The quest for justice by mankind is a very old phenomenon that has existed since time immemorial. A majority of people in Uganda have always perceived justice as meant for only those with a high social standing in society and thus far away from them. However, the NRM government from the time of its inception has always purposed at bringing Justice closer to the poor. One of the avenues justice is being dispensed at the grassroots is through local council courts, major focus of this study is put on the operation of Local council courts and how they can be improved. The study too is intended to analyze some of the traditional systems of justice dispensation in Uganda. These are drawn from and deeply rooted in culture whose impact on the implementation of laws is immense. It is important to note that Uganda as a whole is composed of different ethnic groups with different cultures. Although there are different ethnic groups comprising of the population in Uganda estimated at 37 .58 million people as per world bank report 2013, the culture of these different ethnic groups is somehow similar and this is attributed to the fact that various tribes have similar origins. For instance the Luo speaking people are basically found in the Northern and Eastern regions of Uganda whereas the rest of the three regions are composed of the Bantu speaking tribes. There are basically four regions harboring the different ethnic groups forming Uganda as a country and these are; Northern region, East, Western and Central regions. For purposes of this study and to make the research manageable for the researcher a tribe's traditional system of justice from each region shall be ventured into. For instance the Acholi tribe have a traditional system of justice dispensation referred to as "mato put' this shall be analysed on behalf of the Northern region. '~//uc"traditional system of justice dispensation among the Iteso for Eastern region shall be analyzed. "Embuga"traditional system of justice dispensation among the Buganda covering the Central region of the country, and finally Ankole will be looked at for the western part of Uganda. So, on the whole, the study will at least cover a tribe's traditional system of justice dispensation from each region forming Uganda. The researcher having ventured into the details of the traditional systems of justice dispensation and critically analyzing the operation of local council courts particularly citing the similarities of both systems as avenues of dispensing justice at the grassroots, shall seek to establish whether the traditional or local justice systems from the various ethnic groups in Uganda can he incorporated into the Local Council Courts system.
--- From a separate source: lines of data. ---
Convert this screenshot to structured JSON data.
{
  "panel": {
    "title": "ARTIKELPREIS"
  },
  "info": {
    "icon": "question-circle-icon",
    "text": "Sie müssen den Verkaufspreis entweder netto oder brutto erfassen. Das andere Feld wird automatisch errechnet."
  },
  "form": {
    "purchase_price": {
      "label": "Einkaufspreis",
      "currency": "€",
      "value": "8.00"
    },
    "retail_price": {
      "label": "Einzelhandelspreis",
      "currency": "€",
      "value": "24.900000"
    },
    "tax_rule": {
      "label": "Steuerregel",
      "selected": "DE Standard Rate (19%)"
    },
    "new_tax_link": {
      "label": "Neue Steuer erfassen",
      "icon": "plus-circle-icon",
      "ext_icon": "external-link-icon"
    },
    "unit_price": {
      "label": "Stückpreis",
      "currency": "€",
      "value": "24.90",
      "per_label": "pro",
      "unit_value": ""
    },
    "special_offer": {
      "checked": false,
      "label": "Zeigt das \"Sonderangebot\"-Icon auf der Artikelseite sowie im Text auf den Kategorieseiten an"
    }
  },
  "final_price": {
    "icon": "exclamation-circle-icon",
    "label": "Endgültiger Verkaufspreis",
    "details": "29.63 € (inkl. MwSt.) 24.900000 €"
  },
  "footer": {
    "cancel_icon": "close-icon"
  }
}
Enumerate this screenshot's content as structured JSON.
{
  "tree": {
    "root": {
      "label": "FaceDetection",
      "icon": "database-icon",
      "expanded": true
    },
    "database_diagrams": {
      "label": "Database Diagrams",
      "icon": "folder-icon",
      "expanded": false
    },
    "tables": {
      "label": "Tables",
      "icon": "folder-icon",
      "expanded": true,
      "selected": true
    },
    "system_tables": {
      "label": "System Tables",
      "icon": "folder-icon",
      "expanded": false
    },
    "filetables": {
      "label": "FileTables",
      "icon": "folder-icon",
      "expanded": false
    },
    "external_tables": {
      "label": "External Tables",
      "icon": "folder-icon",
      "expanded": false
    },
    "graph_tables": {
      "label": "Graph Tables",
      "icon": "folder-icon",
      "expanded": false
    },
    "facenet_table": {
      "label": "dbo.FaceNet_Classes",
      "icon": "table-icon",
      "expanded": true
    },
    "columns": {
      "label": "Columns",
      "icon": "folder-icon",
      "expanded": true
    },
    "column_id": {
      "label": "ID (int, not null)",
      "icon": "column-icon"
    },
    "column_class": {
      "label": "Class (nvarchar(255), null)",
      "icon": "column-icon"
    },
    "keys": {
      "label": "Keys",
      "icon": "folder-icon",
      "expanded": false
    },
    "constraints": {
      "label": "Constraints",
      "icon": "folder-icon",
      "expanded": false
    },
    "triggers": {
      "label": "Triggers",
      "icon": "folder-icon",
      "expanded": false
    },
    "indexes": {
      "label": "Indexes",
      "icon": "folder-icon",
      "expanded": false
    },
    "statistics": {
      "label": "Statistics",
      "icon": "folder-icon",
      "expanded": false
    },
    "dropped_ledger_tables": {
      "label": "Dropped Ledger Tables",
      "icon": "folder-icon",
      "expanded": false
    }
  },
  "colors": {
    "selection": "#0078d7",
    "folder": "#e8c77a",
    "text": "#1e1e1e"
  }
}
A research report submitted to the College of Law in Partial Fulfillment of the Requirements for the Award of Bachelor of Laws of Kampala International University Kampala, Uganda.
Justice, Grassroots., Local Council Courts, Uganda